EXERCISE BRIEF =>
All of the listing below must be repeated word for word. Pictures are the only thing to omit.

DATA FOR THIS EXERCISE =>
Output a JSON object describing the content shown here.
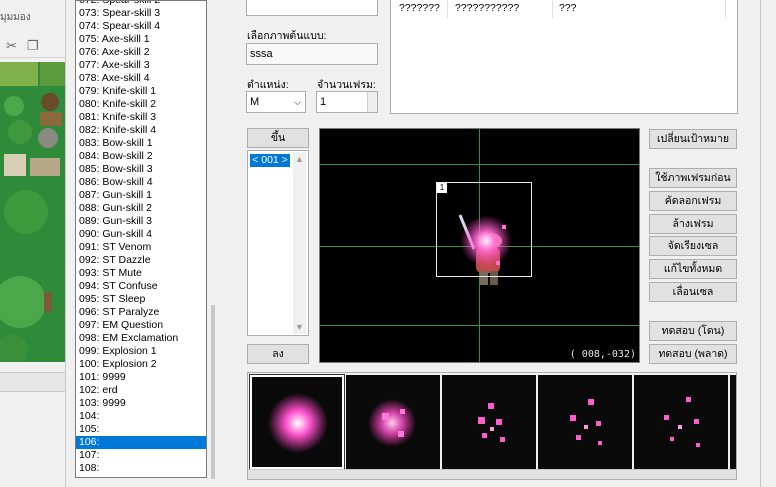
{
  "left_strip": {
    "title": "มุมมอง",
    "toolbar": [
      "cut-icon",
      "copy-icon"
    ]
  },
  "animation_list": {
    "items": [
      "072: Spear-skill 2",
      "073: Spear-skill 3",
      "074: Spear-skill 4",
      "075: Axe-skill 1",
      "076: Axe-skill 2",
      "077: Axe-skill 3",
      "078: Axe-skill 4",
      "079: Knife-skill 1",
      "080: Knife-skill 2",
      "081: Knife-skill 3",
      "082: Knife-skill 4",
      "083: Bow-skill 1",
      "084: Bow-skill 2",
      "085: Bow-skill 3",
      "086: Bow-skill 4",
      "087: Gun-skill 1",
      "088: Gun-skill 2",
      "089: Gun-skill 3",
      "090: Gun-skill 4",
      "091: ST Venom",
      "092: ST Dazzle",
      "093: ST Mute",
      "094: ST Confuse",
      "095: ST Sleep",
      "096: ST Paralyze",
      "097: EM Question",
      "098: EM Exclamation",
      "099: Explosion 1",
      "100: Explosion 2",
      "101: 9999",
      "102: erd",
      "103: 9999",
      "104:",
      "105:",
      "106:",
      "107:",
      "108:"
    ],
    "selected": "106:"
  },
  "target_table": {
    "col1": "???????",
    "col2": "???????????",
    "col3": "???"
  },
  "image_name": {
    "label": "เลือกภาพต้นแบบ:",
    "value": "sssa"
  },
  "position": {
    "label": "ตำแหน่ง:",
    "value": "M"
  },
  "frame_count": {
    "label": "จำนวนเฟรม:",
    "value": "1"
  },
  "frame_list": {
    "up_label": "ขึ้น",
    "down_label": "ลง",
    "selected_frame": "< 001 >"
  },
  "canvas": {
    "coord": "( 008,-032)",
    "cell_index": "1"
  },
  "buttons": {
    "change_target": "เปลี่ยนเป้าหมาย",
    "use_prev_frame": "ใช้ภาพเฟรมก่อน",
    "copy_frame": "คัดลอกเฟรม",
    "clear_frame": "ล้างเฟรม",
    "arrange_cells": "จัดเรียงเซล",
    "batch_edit": "แก้ไขทั้งหมด",
    "shift_cells": "เลื่อนเซล",
    "test_hit": "ทดสอบ (โดน)",
    "test_miss": "ทดสอบ (พลาด)"
  },
  "colors": {
    "selection": "#0078d7",
    "guide": "#3a8f3a",
    "effect": "#ff4fc8"
  }
}
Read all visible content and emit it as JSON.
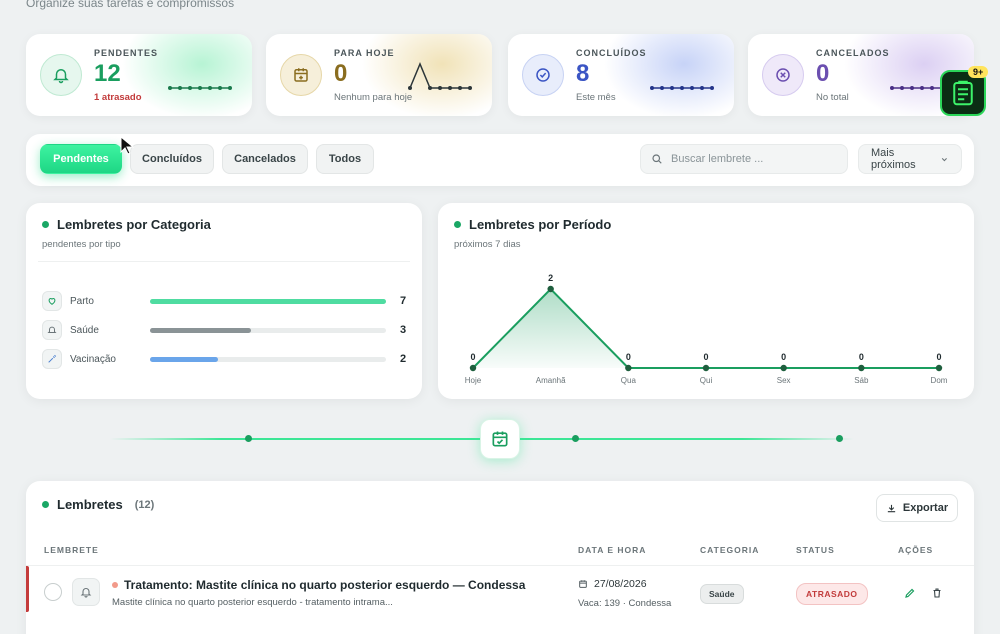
{
  "header": {
    "subtitle": "Organize suas tarefas e compromissos"
  },
  "stats": [
    {
      "label": "PENDENTES",
      "value": "12",
      "sub": "1 atrasado",
      "icon": "bell-icon",
      "color": "#1a9e5f",
      "sub_color": "#c23b3b"
    },
    {
      "label": "PARA HOJE",
      "value": "0",
      "sub": "Nenhum para hoje",
      "icon": "calendar-plus-icon",
      "color": "#8a6d1f"
    },
    {
      "label": "CONCLUÍDOS",
      "value": "8",
      "sub": "Este mês",
      "icon": "check-circle-icon",
      "color": "#3b55c4"
    },
    {
      "label": "CANCELADOS",
      "value": "0",
      "sub": "No total",
      "icon": "x-circle-icon",
      "color": "#6b4fb0"
    }
  ],
  "filters": {
    "tabs": [
      "Pendentes",
      "Concluídos",
      "Cancelados",
      "Todos"
    ],
    "active": "Pendentes",
    "search_placeholder": "Buscar lembrete ...",
    "sort_label": "Mais próximos"
  },
  "category_panel": {
    "title": "Lembretes por Categoria",
    "subtitle": "pendentes por tipo",
    "items": [
      {
        "name": "Parto",
        "value": 7,
        "color": "#4fdca1",
        "fraction": 1.0,
        "icon": "heart-icon"
      },
      {
        "name": "Saúde",
        "value": 3,
        "color": "#8a9396",
        "fraction": 0.43,
        "icon": "bell-icon"
      },
      {
        "name": "Vacinação",
        "value": 2,
        "color": "#6aa5ea",
        "fraction": 0.29,
        "icon": "syringe-icon"
      }
    ]
  },
  "period_panel": {
    "title": "Lembretes por Período",
    "subtitle": "próximos 7 dias"
  },
  "chart_data": {
    "type": "area",
    "categories": [
      "Hoje",
      "Amanhã",
      "Qua",
      "Qui",
      "Sex",
      "Sáb",
      "Dom"
    ],
    "values": [
      0,
      2,
      0,
      0,
      0,
      0,
      0
    ],
    "title": "Lembretes por Período",
    "ylim": [
      0,
      2
    ],
    "grid": false,
    "color": "#1a9e5f"
  },
  "list": {
    "title": "Lembretes",
    "count": "(12)",
    "export_label": "Exportar",
    "columns": [
      "LEMBRETE",
      "DATA E HORA",
      "CATEGORIA",
      "STATUS",
      "AÇÕES"
    ],
    "rows": [
      {
        "title": "Tratamento: Mastite clínica no quarto posterior esquerdo — Condessa",
        "desc": "Mastite clínica no quarto posterior esquerdo - tratamento intrama...",
        "date": "27/08/2026",
        "cow": "Vaca: 139 · Condessa",
        "category": "Saúde",
        "status": "ATRASADO"
      }
    ]
  },
  "app_badge": "9+"
}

RESPONSE TO THE EXERCISE =>
Output a JSON object describing the content shown here.
{
  "left_strip": {
    "title": "มุมมอง",
    "toolbar": [
      "cut-icon",
      "copy-icon"
    ]
  },
  "animation_list": {
    "items": [
      "072: Spear-skill 2",
      "073: Spear-skill 3",
      "074: Spear-skill 4",
      "075: Axe-skill 1",
      "076: Axe-skill 2",
      "077: Axe-skill 3",
      "078: Axe-skill 4",
      "079: Knife-skill 1",
      "080: Knife-skill 2",
      "081: Knife-skill 3",
      "082: Knife-skill 4",
      "083: Bow-skill 1",
      "084: Bow-skill 2",
      "085: Bow-skill 3",
      "086: Bow-skill 4",
      "087: Gun-skill 1",
      "088: Gun-skill 2",
      "089: Gun-skill 3",
      "090: Gun-skill 4",
      "091: ST Venom",
      "092: ST Dazzle",
      "093: ST Mute",
      "094: ST Confuse",
      "095: ST Sleep",
      "096: ST Paralyze",
      "097: EM Question",
      "098: EM Exclamation",
      "099: Explosion 1",
      "100: Explosion 2",
      "101: 9999",
      "102: erd",
      "103: 9999",
      "104:",
      "105:",
      "106:",
      "107:",
      "108:"
    ],
    "selected": "106:"
  },
  "target_table": {
    "col1": "???????",
    "col2": "???????????",
    "col3": "???"
  },
  "image_name": {
    "label": "เลือกภาพต้นแบบ:",
    "value": "sssa"
  },
  "position": {
    "label": "ตำแหน่ง:",
    "value": "M"
  },
  "frame_count": {
    "label": "จำนวนเฟรม:",
    "value": "1"
  },
  "frame_list": {
    "up_label": "ขึ้น",
    "down_label": "ลง",
    "selected_frame": "< 001 >"
  },
  "canvas": {
    "coord": "( 008,-032)",
    "cell_index": "1"
  },
  "buttons": {
    "change_target": "เปลี่ยนเป้าหมาย",
    "use_prev_frame": "ใช้ภาพเฟรมก่อน",
    "copy_frame": "คัดลอกเฟรม",
    "clear_frame": "ล้างเฟรม",
    "arrange_cells": "จัดเรียงเซล",
    "batch_edit": "แก้ไขทั้งหมด",
    "shift_cells": "เลื่อนเซล",
    "test_hit": "ทดสอบ (โดน)",
    "test_miss": "ทดสอบ (พลาด)"
  },
  "colors": {
    "selection": "#0078d7",
    "guide": "#3a8f3a",
    "effect": "#ff4fc8"
  }
}
Read all visible content and emit it as JSON.
{
  "header": {
    "subtitle": "Organize suas tarefas e compromissos"
  },
  "stats": [
    {
      "label": "PENDENTES",
      "value": "12",
      "sub": "1 atrasado",
      "icon": "bell-icon",
      "color": "#1a9e5f",
      "sub_color": "#c23b3b"
    },
    {
      "label": "PARA HOJE",
      "value": "0",
      "sub": "Nenhum para hoje",
      "icon": "calendar-plus-icon",
      "color": "#8a6d1f"
    },
    {
      "label": "CONCLUÍDOS",
      "value": "8",
      "sub": "Este mês",
      "icon": "check-circle-icon",
      "color": "#3b55c4"
    },
    {
      "label": "CANCELADOS",
      "value": "0",
      "sub": "No total",
      "icon": "x-circle-icon",
      "color": "#6b4fb0"
    }
  ],
  "filters": {
    "tabs": [
      "Pendentes",
      "Concluídos",
      "Cancelados",
      "Todos"
    ],
    "active": "Pendentes",
    "search_placeholder": "Buscar lembrete ...",
    "sort_label": "Mais próximos"
  },
  "category_panel": {
    "title": "Lembretes por Categoria",
    "subtitle": "pendentes por tipo",
    "items": [
      {
        "name": "Parto",
        "value": 7,
        "color": "#4fdca1",
        "fraction": 1.0,
        "icon": "heart-icon"
      },
      {
        "name": "Saúde",
        "value": 3,
        "color": "#8a9396",
        "fraction": 0.43,
        "icon": "bell-icon"
      },
      {
        "name": "Vacinação",
        "value": 2,
        "color": "#6aa5ea",
        "fraction": 0.29,
        "icon": "syringe-icon"
      }
    ]
  },
  "period_panel": {
    "title": "Lembretes por Período",
    "subtitle": "próximos 7 dias"
  },
  "chart_data": {
    "type": "area",
    "categories": [
      "Hoje",
      "Amanhã",
      "Qua",
      "Qui",
      "Sex",
      "Sáb",
      "Dom"
    ],
    "values": [
      0,
      2,
      0,
      0,
      0,
      0,
      0
    ],
    "title": "Lembretes por Período",
    "ylim": [
      0,
      2
    ],
    "grid": false,
    "color": "#1a9e5f"
  },
  "list": {
    "title": "Lembretes",
    "count": "(12)",
    "export_label": "Exportar",
    "columns": [
      "LEMBRETE",
      "DATA E HORA",
      "CATEGORIA",
      "STATUS",
      "AÇÕES"
    ],
    "rows": [
      {
        "title": "Tratamento: Mastite clínica no quarto posterior esquerdo — Condessa",
        "desc": "Mastite clínica no quarto posterior esquerdo - tratamento intrama...",
        "date": "27/08/2026",
        "cow": "Vaca: 139 · Condessa",
        "category": "Saúde",
        "status": "ATRASADO"
      }
    ]
  },
  "app_badge": "9+"
}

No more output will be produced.